- _WORK TO COMPLETE_: Set down each of the records below exactly as it reads. No pictures go into the copy.

(Entries from a dataset of interfaces)
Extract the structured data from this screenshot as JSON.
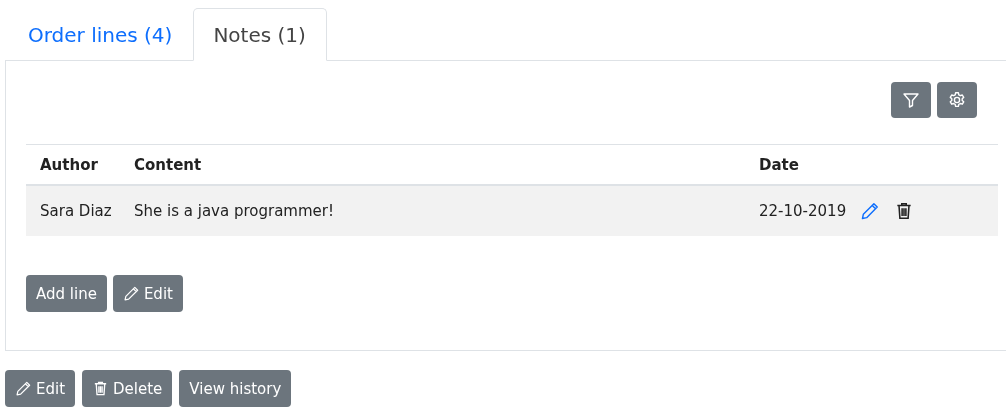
{
  "tabs": [
    {
      "label": "Order lines (4)",
      "selected": false
    },
    {
      "label": "Notes (1)",
      "selected": true
    }
  ],
  "toolbar": [
    {
      "kind": "filter"
    },
    {
      "kind": "settings"
    }
  ],
  "table": {
    "columns": [
      "Author",
      "Content",
      "Date"
    ],
    "rows": [
      {
        "cells": [
          "Sara Diaz",
          "She is a java programmer!",
          "22-10-2019"
        ],
        "actions": [
          {
            "kind": "edit"
          },
          {
            "kind": "delete"
          }
        ]
      }
    ]
  },
  "panel_buttons": [
    {
      "label": "Add line",
      "kind": "plain"
    },
    {
      "label": "Edit",
      "kind": "edit"
    }
  ],
  "footer_buttons": [
    {
      "label": "Edit",
      "kind": "edit"
    },
    {
      "label": "Delete",
      "kind": "delete"
    },
    {
      "label": "View history",
      "kind": "plain"
    }
  ]
}
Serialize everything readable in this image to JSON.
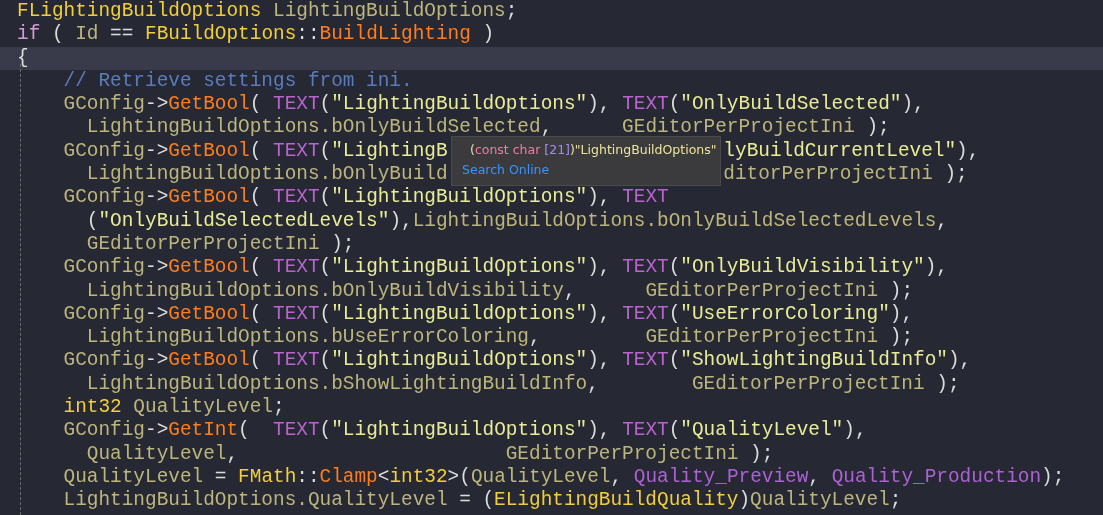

- _TASK RESULT_:
Extract the structured data from this screenshot as JSON.
{
  "tabs": [
    {
      "label": "Order lines (4)",
      "selected": false
    },
    {
      "label": "Notes (1)",
      "selected": true
    }
  ],
  "toolbar": [
    {
      "kind": "filter"
    },
    {
      "kind": "settings"
    }
  ],
  "table": {
    "columns": [
      "Author",
      "Content",
      "Date"
    ],
    "rows": [
      {
        "cells": [
          "Sara Diaz",
          "She is a java programmer!",
          "22-10-2019"
        ],
        "actions": [
          {
            "kind": "edit"
          },
          {
            "kind": "delete"
          }
        ]
      }
    ]
  },
  "panel_buttons": [
    {
      "label": "Add line",
      "kind": "plain"
    },
    {
      "label": "Edit",
      "kind": "edit"
    }
  ],
  "footer_buttons": [
    {
      "label": "Edit",
      "kind": "edit"
    },
    {
      "label": "Delete",
      "kind": "delete"
    },
    {
      "label": "View history",
      "kind": "plain"
    }
  ]
}
Serialize everything readable in this image to JSON.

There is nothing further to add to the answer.